PHOENIX -- Today, on the two-month anniversary of Ben Roethlisberger's motorcycle accident, this is the worst nightmare of each of his linemen: That he misses a block that is responsible for the quarterback taking his second big hit since June.
It probably would not prompt the type of harassment from the public that befell the Squirrel Hill woman who turned her car into the path of Roethlisberger and his motorcycle June 12, but neither would it be cool.
"I think we'd feel real good if we could keep him from getting hit out there," Pro Bowl center Jeff Hartings said.
Roethlisberger should feel as safe today against the Arizona Cardinals as any NFL quarterback can be. Coach Bill Cowher plans to have him take only a few snaps, he won't drop back into the pocket and he will operate behind one of the best offensive lines in the league.
That line also would like to issue their easy rider a warning to slow down.
"With Ben, hopefully he doesn't run around as much as he does because it does make him more vulnerable to getting hit," Hartings said. "Hopefully, he can make his read and throw it, whether it's there or not, knowing we want to keep him from getting hit this week."
Sooner or later, that hit must come, and there could be some young Cardinals player out to make a name for himself by doing just that early in the 4:05 p.m. game, the first in the new, indoor Cardinals Stadium.
"Hey, bottom line is you're not going to protect him forever; better now than later to find out where he's at," fullback Dan Kreider said, laughing.
Nose tackle Chris Hoke, whose brush into quarterback Charlie Batch last week prompted Roethlisberger to wear a funky fluorescent green beanie in practices, has an insight into what the Cardinals' defensive linemen will be thinking when they line up against Big Ben today.
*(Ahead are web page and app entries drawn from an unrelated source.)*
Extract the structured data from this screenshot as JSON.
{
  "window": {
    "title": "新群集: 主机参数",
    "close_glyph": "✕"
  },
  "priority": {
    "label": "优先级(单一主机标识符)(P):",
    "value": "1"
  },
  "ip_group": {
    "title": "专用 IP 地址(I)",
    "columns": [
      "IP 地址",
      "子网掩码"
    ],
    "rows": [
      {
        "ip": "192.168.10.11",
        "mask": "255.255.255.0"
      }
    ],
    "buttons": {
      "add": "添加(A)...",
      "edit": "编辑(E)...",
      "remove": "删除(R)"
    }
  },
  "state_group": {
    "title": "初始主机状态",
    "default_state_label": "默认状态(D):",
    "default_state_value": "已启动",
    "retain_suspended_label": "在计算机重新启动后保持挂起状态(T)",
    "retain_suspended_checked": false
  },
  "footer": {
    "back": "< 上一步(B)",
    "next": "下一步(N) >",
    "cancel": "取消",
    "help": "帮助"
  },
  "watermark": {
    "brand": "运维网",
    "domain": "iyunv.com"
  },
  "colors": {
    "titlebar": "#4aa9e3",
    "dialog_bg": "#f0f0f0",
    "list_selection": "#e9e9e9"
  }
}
"You get after him," Hoke said. "If you have an opportunity to sack him, you're going to hit him, you know. No question about it, they're going to hit him just as they would try to hit him in a regular-season game."
Roethlisberger, by his deeds, put his blockers at ease over the past two weeks about his condition and his ability to take a hit so as not to make them apprehensive if, indeed, the next big one comes today.
"From day one, I think through Ben's actions, he's made it easy for all of us to forget what happened this past summer," tight end Heath Miller said.
"So, in my mind, nothing really happened because he hasn't really skipped a beat. He's been his same old self, and I expect nothing different from him."
Said Hartings, "I don't think that's an issue. If they were concerned any damage could be done, I don't think there's any way he would be playing. The fact he's made a decision to play means he feels good."
He also has to feel pretty good about an offensive line considered to be among the best in the game over the past two seasons.
Two linemen, Hartings and left guard Alan Faneca, made the Pro Bowl last season, and left tackle Marvel Smith made it the year before. Faneca is a perennial All-Pro.
"The best protection I have is my offensive linemen," Roethlisberger said.
"I have all the confidence in the world in them that they will protect me, and, hopefully, I don't take any hits this week."
It's no coincidence that during 2003 -- their season of injury and illness in the line -- the Steelers went 6-10; nor that their relative stability the past two seasons came with a 15-1 record in 2004 and a Super Bowl championship last season.
That's when two new starters, right tackle Max Starks and right guard Kendall Simmons (who returned after missing a season with a knee injury) came into sync with the rest of them down the stretch.
"In my opinion, they're the best in the league," said offensive coordinator Ken Whisenhunt. "Because of the way they play, how physical they are and what they've done for us the past two years in the second half of ballgames, the way we've controlled the clock and run the football."
They have another hurdle to clear because of the retirement of jumbo back Jerome Bettis, a short-yardage maestro.
With Bettis behind them and the defense stacking against the run in front of them, there was little deception about their plans.
"I think toward the end of last year we started playing really well together," Hartings said. "I think that's very important. It's probably more important because right now we don't have Jerome Bettis in the backfield."
Starter Willie Parker, along with Duce Staley and Verron Haynes, are competing to play the old Bus role.
"Could Willie Parker or Duce be that guy?" Hartings asked.
"I think they're capable -- even Verron -- but right now you couldn't look at one of those guys and say he's a Hall of Fame Jerome Bettis. We need to block well."
There's no reason to believe they'll stop anytime soon.
NOTE -- Rookie receiver Santonio Holmes' domestic violence trial has been postponed again until Aug. 30. In the meantime, his attorney, Sam Shamansky, continues to try to have the charge dismissed because the alleged victim, his girlfriend and mother of his third child, doesn't want to testify against him. The Aug. 30 trial would fall one day before the Steelers' preseason home game against the Carolina Panthers.